consumer front, purely because its all been done.//
||Really? I would suggest the smart phone was a fairly
major innovation, and it's not that old. In the past two
decades or so, we've gone from having a limited supply of
knowledge available at the local books store or library to
having access to most of the world's knowledge through a
device I carry in my pocket. Prior to that, the last jump
of that magnitude happened in 1440 (when multiple
copies of books became readily available). Before that,
probably around 1000 BC, when a true alphabet was
||Technological change is definitely not slowing down.
||Self driving cars are just over the horizon, and will be a
huge step for consumers. It doesn't really class as
consumer, but there are some fairly innovative and
exciting medical treatments in research right now. And
no, I don't know what the next actual consumer
breakthrough will be (I like fully immersive video games,
but that one's been predicted for a couple of decades),
but someone is working on it right now.
||pocmloc,- That is true. Theres a lot of our robot
seems unprecedented but in reality has happened
before, or already, or has been the case since before
our generations. What is totally new to us, though, is
the impending sudden disappearance and supplanting
of the entire
middle class. Almost all of it. There wasnt much of a
bourgeoisie before the enlightenment anyway, but
now there is, and were about as used to this relative
equality, as much as were not used to serfdom
anymore. In effect, the reward of studious working at
an education and specialist achievement is about to
disappear. What incentive is there to do well and
improve if anything we can study at and make a
career of, can be replaced by tomorrows super-deep
versions of Siri and Cortana?
||// I think in general innovation is drying up on the
consumer front, purely
because its all been done//
||Things that haven't been done yet:
||(a) Almost anything to do with DNA. All we can do

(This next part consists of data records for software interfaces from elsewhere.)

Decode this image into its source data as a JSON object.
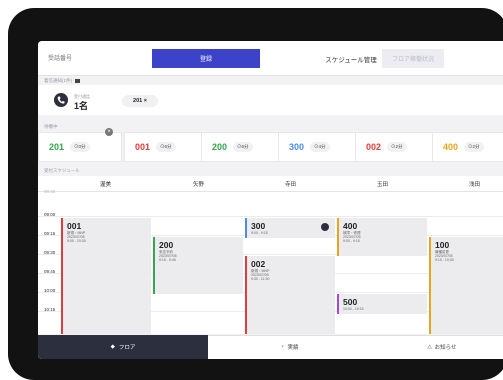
{
  "topbar": {
    "number_placeholder": "受話番号",
    "register_label": "登録",
    "tab_schedule": "スケジュール管理",
    "tab_floor_status": "フロア稼働状況"
  },
  "reception": {
    "section_label": "着信通知(1件)",
    "call_caption": "受付通話",
    "call_count": "1名",
    "waiting_chip": "201 ×"
  },
  "waiting": {
    "section_label": "待機中",
    "cards": [
      {
        "code": "201",
        "time": "0分",
        "color": "#33a84a"
      },
      {
        "code": "001",
        "time": "6分",
        "color": "#e43a3a"
      },
      {
        "code": "200",
        "time": "6分",
        "color": "#33a84a"
      },
      {
        "code": "300",
        "time": "4分",
        "color": "#4b8de0"
      },
      {
        "code": "002",
        "time": "2分",
        "color": "#e43a3a"
      },
      {
        "code": "400",
        "time": "2分",
        "color": "#e8a51b"
      }
    ]
  },
  "schedule": {
    "section_label": "受付スケジュール",
    "staff": [
      "渥美",
      "矢野",
      "寺田",
      "玉田",
      "浅田"
    ],
    "times": [
      "09:00",
      "09:15",
      "09:30",
      "09:45",
      "10:00",
      "10:15"
    ],
    "appointments": [
      {
        "code": "001",
        "line1": "新規・MNP",
        "line2": "2023/07/05",
        "line3": "9:00 - 10:30",
        "color": "#e43a3a"
      },
      {
        "code": "200",
        "line1": "来店予約",
        "line2": "2023/07/05",
        "line3": "9:15 - 9:45",
        "color": "#33a84a"
      },
      {
        "code": "300",
        "line1": "9:00 - 9:15",
        "line2": "",
        "line3": "",
        "color": "#4b8de0"
      },
      {
        "code": "002",
        "line1": "新規・MNP",
        "line2": "2023/07/05",
        "line3": "9:30 - 11:30",
        "color": "#e43a3a"
      },
      {
        "code": "400",
        "line1": "故障・修理",
        "line2": "2023/07/05",
        "line3": "9:00 - 9:15",
        "color": "#e8a51b"
      },
      {
        "code": "100",
        "line1": "機種変更",
        "line2": "2023/07/05",
        "line3": "9:15 - 10:30",
        "color": "#e8a51b"
      },
      {
        "code": "500",
        "line1": "10:00 - 10:15",
        "line2": "",
        "line3": "",
        "color": "#a64ad6"
      }
    ]
  },
  "nav": {
    "floor": "フロア",
    "staff": "実績",
    "notice": "お知らせ"
  }
}
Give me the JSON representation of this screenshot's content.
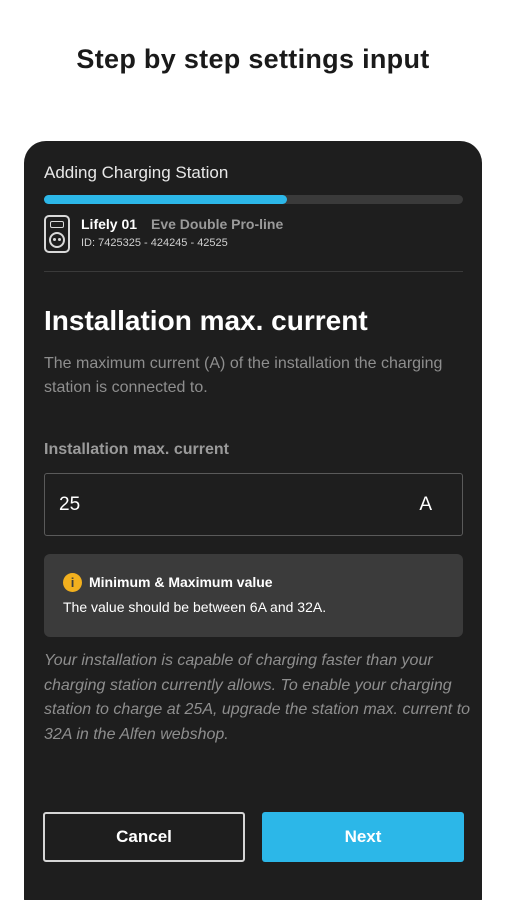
{
  "caption": "Step by step settings input",
  "header": {
    "title": "Adding Charging Station",
    "progress": 0.58
  },
  "station": {
    "name": "Lifely 01",
    "model": "Eve Double Pro-line",
    "id": "ID: 7425325 - 424245 - 42525",
    "icon": "charging-station-icon"
  },
  "main": {
    "title": "Installation max. current",
    "description": "The maximum current (A) of the installation the charging station is connected to.",
    "field": {
      "label": "Installation max. current",
      "value": "25",
      "unit": "A"
    },
    "info": {
      "icon": "info-icon",
      "icon_glyph": "i",
      "title": "Minimum & Maximum value",
      "text": "The value should be between 6A and 32A."
    },
    "note": "Your installation is capable of charging faster than your charging station currently allows. To enable your charging station to charge at 25A, upgrade the station max. current to 32A in the Alfen webshop."
  },
  "buttons": {
    "cancel": "Cancel",
    "next": "Next"
  },
  "colors": {
    "accent": "#2cb7e8",
    "background": "#1e1e1e",
    "info_icon": "#f2b01e"
  }
}
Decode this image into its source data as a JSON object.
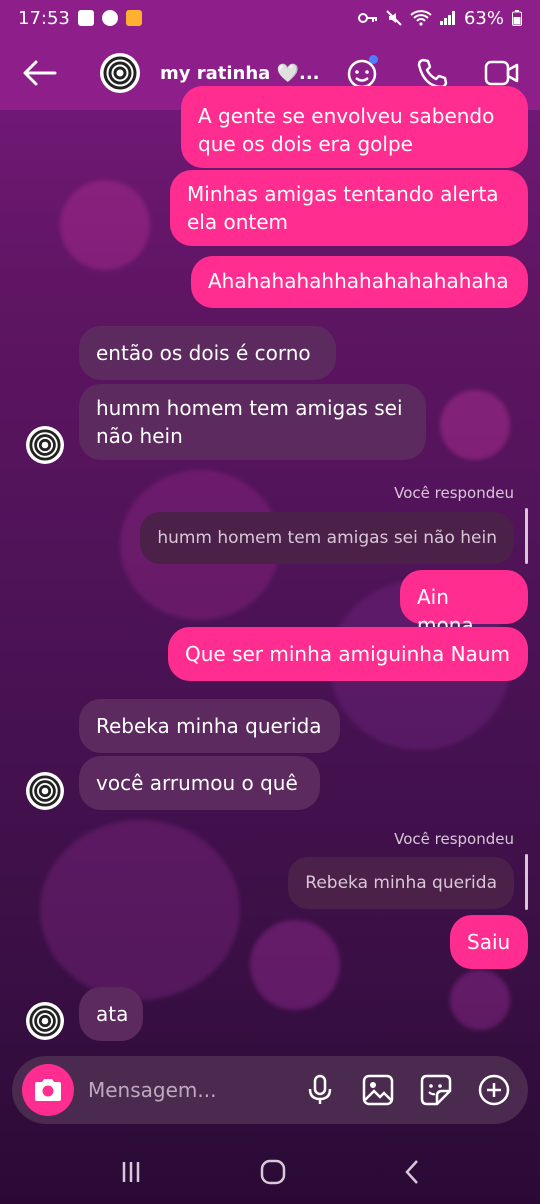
{
  "status_bar": {
    "time": "17:53",
    "battery": "63%"
  },
  "header": {
    "contact_name": "my ratinha 🤍..."
  },
  "messages": {
    "m1": "A gente se envolveu sabendo que os dois era golpe",
    "m2": "Minhas amigas tentando alerta ela ontem",
    "m3": "Ahahahahahhahahahahahaha",
    "m4": "então os dois é corno",
    "m5": "humm homem tem amigas sei não hein",
    "reply1_label": "Você respondeu",
    "reply1_quote": "humm homem tem amigas sei não hein",
    "m6": "Ain mona",
    "m7": "Que ser minha amiguinha Naum",
    "m8": "Rebeka minha querida",
    "m9": "você arrumou o quê",
    "reply2_label": "Você respondeu",
    "reply2_quote": "Rebeka minha querida",
    "m10": "Saiu",
    "m11": "ata"
  },
  "composer": {
    "placeholder": "Mensagem..."
  },
  "colors": {
    "outgoing": "#ff2d8f",
    "incoming": "#5c2a5e",
    "header": "#8e1f8a"
  }
}
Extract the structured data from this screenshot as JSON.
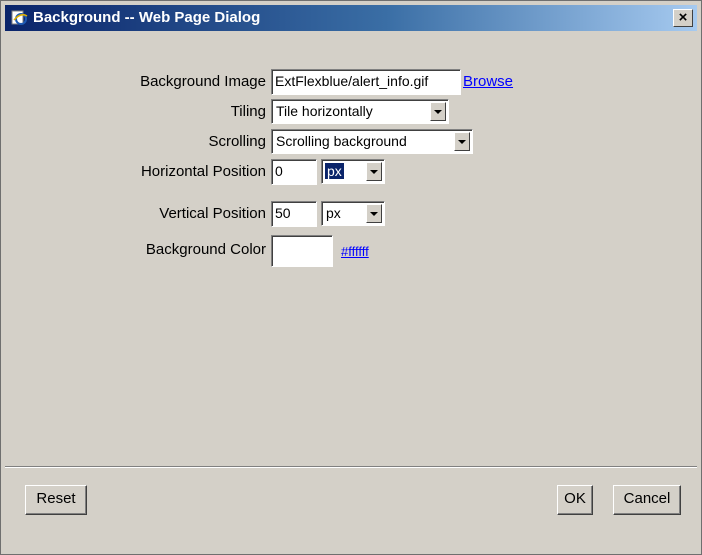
{
  "window": {
    "title": "Background -- Web Page Dialog",
    "close_glyph": "×"
  },
  "form": {
    "background_image": {
      "label": "Background Image",
      "value": "ExtFlexblue/alert_info.gif",
      "browse_label": "Browse"
    },
    "tiling": {
      "label": "Tiling",
      "value": "Tile horizontally"
    },
    "scrolling": {
      "label": "Scrolling",
      "value": "Scrolling background"
    },
    "horizontal_position": {
      "label": "Horizontal Position",
      "value": "0",
      "unit": "px"
    },
    "vertical_position": {
      "label": "Vertical Position",
      "value": "50",
      "unit": "px"
    },
    "background_color": {
      "label": "Background Color",
      "value": "",
      "link": "#ffffff"
    }
  },
  "buttons": {
    "reset": "Reset",
    "ok": "OK",
    "cancel": "Cancel"
  },
  "colors": {
    "dialog_bg": "#d4d0c8",
    "title_start": "#0a246a",
    "title_end": "#a6caf0",
    "link": "#0000ff",
    "highlight": "#0a246a"
  },
  "icons": {
    "title_icon": "ie-page-icon",
    "dropdown": "chevron-down-icon"
  }
}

so far is read it (with very
||(b) Almost anything to do with computers. All we
can make them do is what
we already know how to do (with very trivial
||(c) Almost anything to do with transport. We can

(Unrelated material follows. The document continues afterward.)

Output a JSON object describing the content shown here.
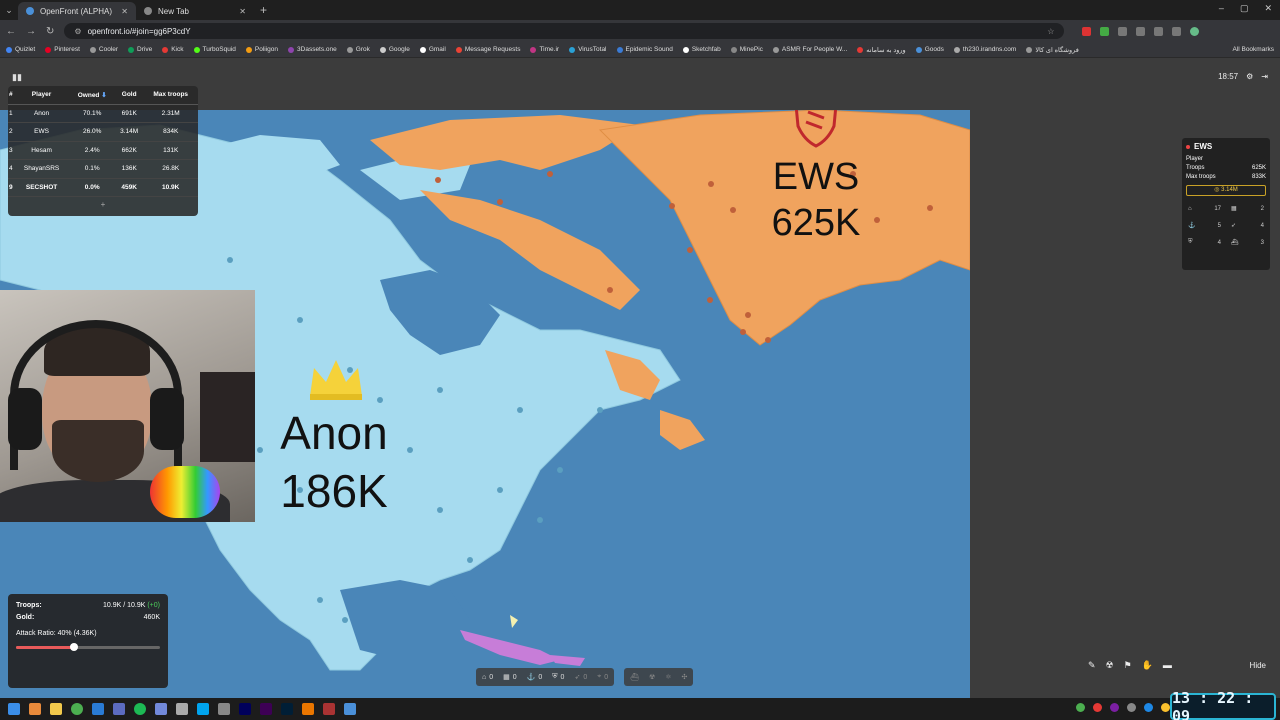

only travel in two
dimensions, with the exception of a few experts
with huge resources, and we
can only travel slowly.
||(d) Almost anything to do with engineering. We

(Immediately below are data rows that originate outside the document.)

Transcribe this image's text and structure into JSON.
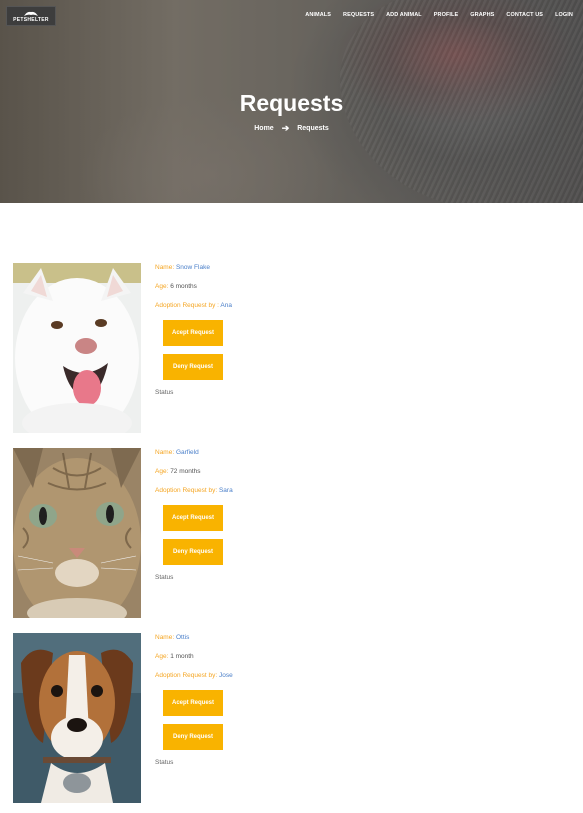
{
  "brand": {
    "logo_text": "PETSHELTER"
  },
  "nav": {
    "items": [
      "ANIMALS",
      "REQUESTS",
      "ADD ANIMAL",
      "PROFILE",
      "GRAPHS",
      "CONTACT US",
      "LOGIN"
    ]
  },
  "hero": {
    "title": "Requests",
    "breadcrumb_home": "Home",
    "breadcrumb_current": "Requests"
  },
  "labels": {
    "name": "Name:",
    "age": "Age:",
    "adoption_by": "Adoption Request by:",
    "accept_button": "Acept Request",
    "deny_button": "Deny Request",
    "status": "Status"
  },
  "requests": [
    {
      "name": "Snow Flake",
      "age": "6 months",
      "requester": "Ana",
      "label_by": "Adoption Request by :"
    },
    {
      "name": "Garfield",
      "age": "72 months",
      "requester": "Sara",
      "label_by": "Adoption Request by:"
    },
    {
      "name": "Ottis",
      "age": "1 month",
      "requester": "Jose",
      "label_by": "Adoption Request by:"
    }
  ],
  "colors": {
    "accent": "#f9b300",
    "label": "#f5a623",
    "link": "#4a7fc9"
  }
}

can only work with
homogeneous, unstructured materials with the
exception of very simple things
like fibre composites and found materials like
wood and rope.
||(e) Almost anything to do with medicine. We can
barely treat the simplest
diseases, and have yet to take the first steps in
dealing with ageing.
||(f) Almost anything to do with food. We still use
whatever ingredients nature
has furnished us with, (with some trivial
||(g) Almost anything to do with Milton Keynes. We
have only theories as to
why it exists, and nobody understands its topology.
||So, plenty of room for growth left in these shoes.
||Oh, talking about (d), the more I think about it these
days, the more I realise that although paper is an
ancient invention, its probably underlies where a lot
of our future innovation is, too.
||I dont know, I think Im still regarded as a tool.
||(a) Once we can actually do something with DNA
instead of just looking at it, we have a
generalizable cancer therapy; a retroviral therapy;
viable gene therapy; preventative genomics (for
example, preventing Alzheimer's); and ultimately
consumer and cosmetic genomics.
||(b) It's not garbage in. Show a computer a Monet
and it will have the same response as if you show
it a Macdonald's wrapper.
||(c) //Personal aviation for a budget is just not
going to happen.// Of course it is, silly. Just not
for some time.
||(d) //Our best bet in the last decade is composite
laminates used in aircraft// Very primitive.
||(e) //If you remove all reason for living, why
would people want extended life ?// Quite so.
And if you remove my fingers I won't want a piano.
||(g) recent evidence suggests that it was left over
from Wales, when the the planets formed and began
their continental drifting (which will probably
transpire to be an Extremely Low Frequency and I do
mean ridiculously unbelievably low frequency hidden
message) (for which wed need to build an